HELENA — The state's projected surplus still exceeds $500 million, the top legislative fiscal analyst told lawmakers Friday.
Terry Johnson said he is projecting an "ending fund balance" of $547 million at the end of the 2007 fiscal year, or next June. He said his information is based upon tax and revenue collections through June 28, just two days before the close of this fiscal year.
In even better news for lawmakers, Johnson said he predicts a stronger likelihood the projection will increase in coming months rather than decrease. Earlier projections had placed the ending fund balance at just about $500 million.
"Bottom line, when you take this all into account … you have the potential of ending the 2007 biennium with a balance of $547 million," Johnson told the Revenue and Transportation Committee on Friday. "It's a rather substantial amount, by far the largest balance in my tenure with state government, and I have been here a long time."
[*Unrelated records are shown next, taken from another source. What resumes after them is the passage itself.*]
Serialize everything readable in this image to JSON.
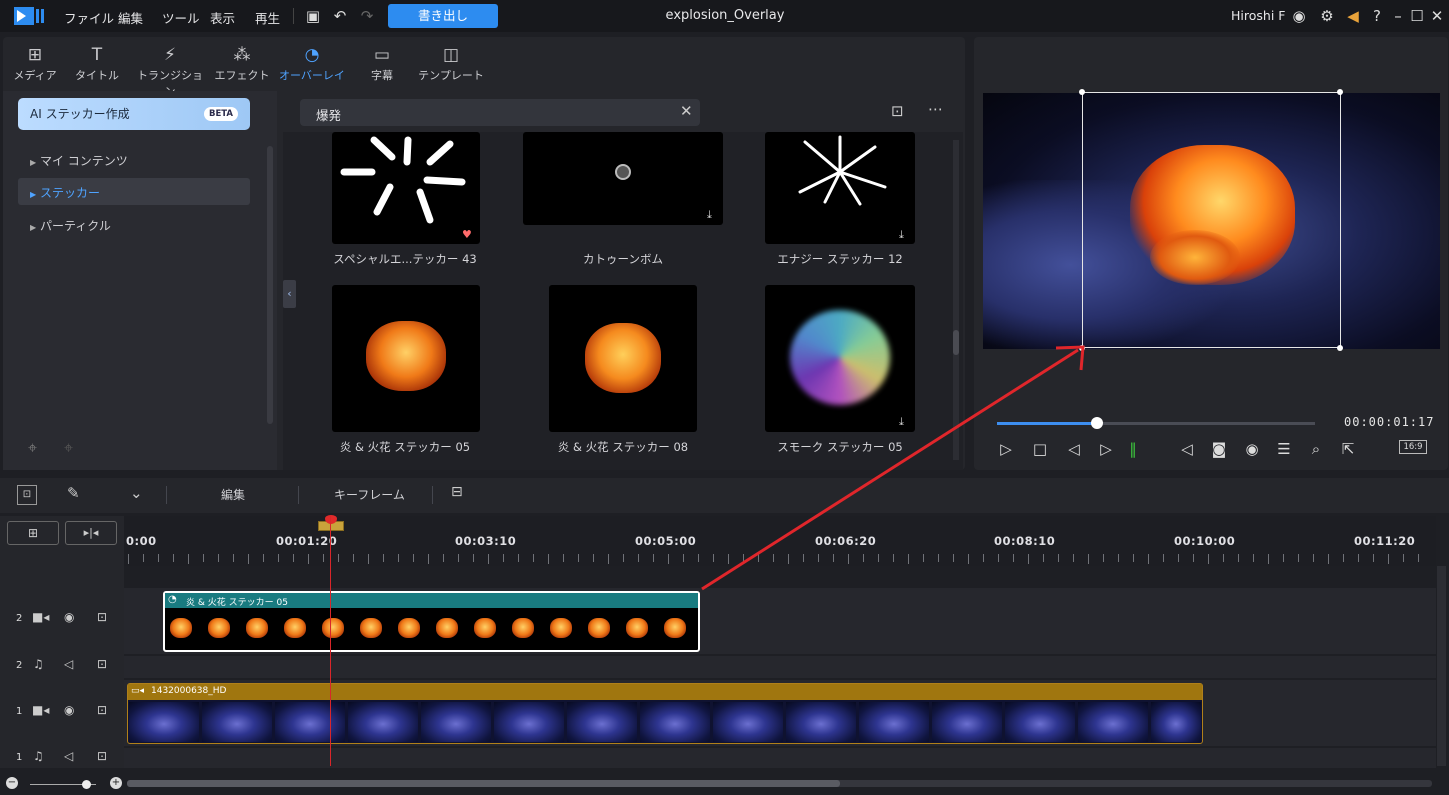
{
  "menu": {
    "items": [
      "ファイル",
      "編集",
      "ツール",
      "表示",
      "再生"
    ],
    "export_label": "書き出し",
    "window_title": "explosion_Overlay",
    "user_name": "Hiroshi F"
  },
  "toolbar_icons": [
    "save-icon",
    "undo-icon",
    "redo-icon",
    "account-icon",
    "settings-icon",
    "megaphone-icon",
    "help-icon",
    "minimize-icon",
    "maximize-icon",
    "close-icon"
  ],
  "library": {
    "tabs": [
      {
        "label": "メディア",
        "icon": "media-icon"
      },
      {
        "label": "タイトル",
        "icon": "title-icon"
      },
      {
        "label": "トランジション",
        "icon": "transition-icon"
      },
      {
        "label": "エフェクト",
        "icon": "effect-icon"
      },
      {
        "label": "オーバーレイ",
        "icon": "overlay-icon",
        "active": true
      },
      {
        "label": "字幕",
        "icon": "subtitle-icon"
      },
      {
        "label": "テンプレート",
        "icon": "template-icon"
      }
    ],
    "ai_button": "AI ステッカー作成",
    "beta": "BETA",
    "nav": [
      "マイ コンテンツ",
      "ステッカー",
      "パーティクル"
    ],
    "selected_nav": "ステッカー",
    "search_value": "爆発",
    "items": [
      "スペシャルエ...テッカー 43",
      "カトゥーンボム",
      "エナジー ステッカー 12",
      "炎 & 火花 ステッカー 05",
      "炎 & 火花 ステッカー 08",
      "スモーク ステッカー 05"
    ]
  },
  "preview": {
    "timecode": "00:00:01:17",
    "progress": 0.31,
    "aspect_ratio": "16:9"
  },
  "timeline": {
    "tools": {
      "edit": "編集",
      "keyframe": "キーフレーム"
    },
    "ruler": [
      "0:00",
      "00:01:20",
      "00:03:10",
      "00:05:00",
      "00:06:20",
      "00:08:10",
      "00:10:00",
      "00:11:20"
    ],
    "tracks": [
      {
        "number": "2",
        "type": "video"
      },
      {
        "number": "2",
        "type": "audio"
      },
      {
        "number": "1",
        "type": "video"
      },
      {
        "number": "1",
        "type": "audio"
      }
    ],
    "clips": {
      "overlay": "炎 & 火花 ステッカー 05",
      "video": "1432000638_HD"
    }
  },
  "colors": {
    "accent": "#2d8cf0",
    "playhead": "#d9262a",
    "annotation_arrow": "#e0262b",
    "overlay_clip": "#197b80",
    "video_clip": "#a0760f"
  }
}
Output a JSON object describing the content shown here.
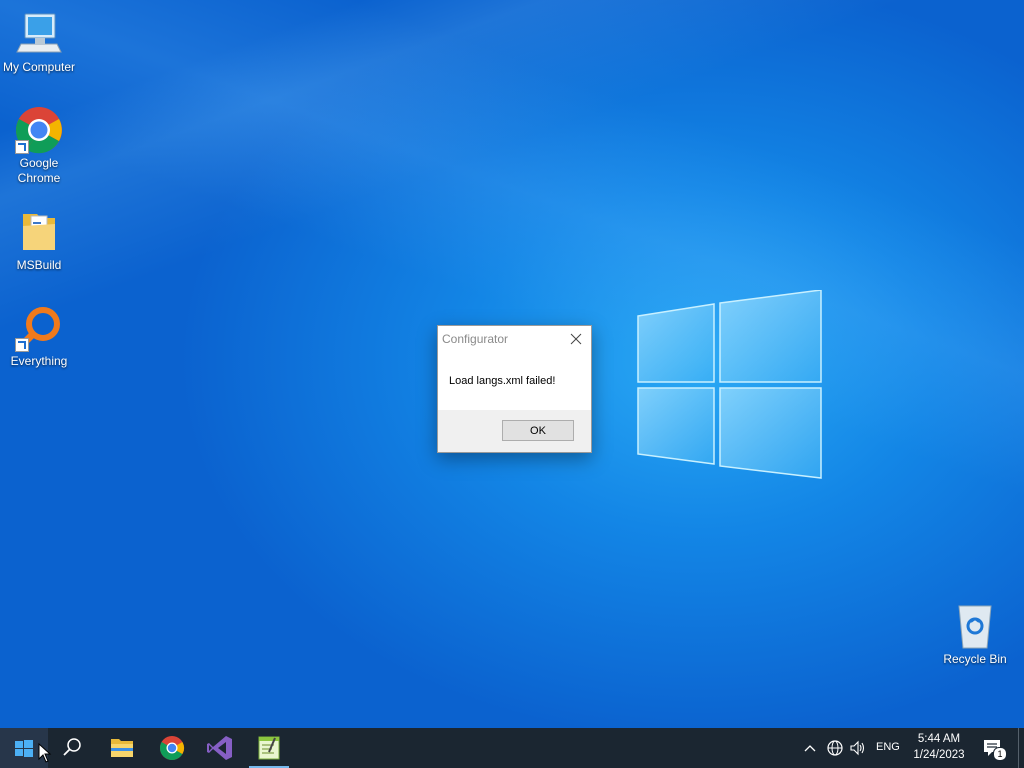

The governor and lawmakers have already been making plans how to spend the money.
Gov. Brian Schweitzer recently unveiled a plan to send property tax rebates of about $400 to Montana residents who own homes. The offer, which would cost about $100 million, excludes nonresidents and large corporations.
The governor has also said the state expects to spend more money on education, although he has said the state will do so voluntarily and not because of an ongoing school funding lawsuit. The state filed court papers this week saying the lawsuit is "moot" after funding increases last year.
At the same time, Schweitzer has cautioned lawmakers against making plans to spend all of the projected excess, citing the state's need to put money into a pension system that has a projected deficit in excess of $1 billion.
Republicans have proposed tax cuts of their own, including a property tax cut.
The issue of how to spend the surplus is becoming a hot topic on the campaign trail, as Republicans vie to take back control of the Legislature.
"Our economy is booming in Montana, and we're taking in more tax revenue than we need. The economic growth we've experienced over the last decade and the tax revenue is set to continue into the future," Sen. Corey Stapleton, R-Billings, said. "The taxpayers deserve that money back in the form of permanent property tax reform and relief."
Johnson said he expects a better projection in September when all the tax collections for the 2006 fiscal year have been tallied.
The 2007 Legislature will have to decide if the uptick in collections will continue for the following two year spending period, which ends in 2009. Johnson said it is hard to predict, especially since much of the current increase is based on more tax revenue from oil and gas due to rising prices in that sector.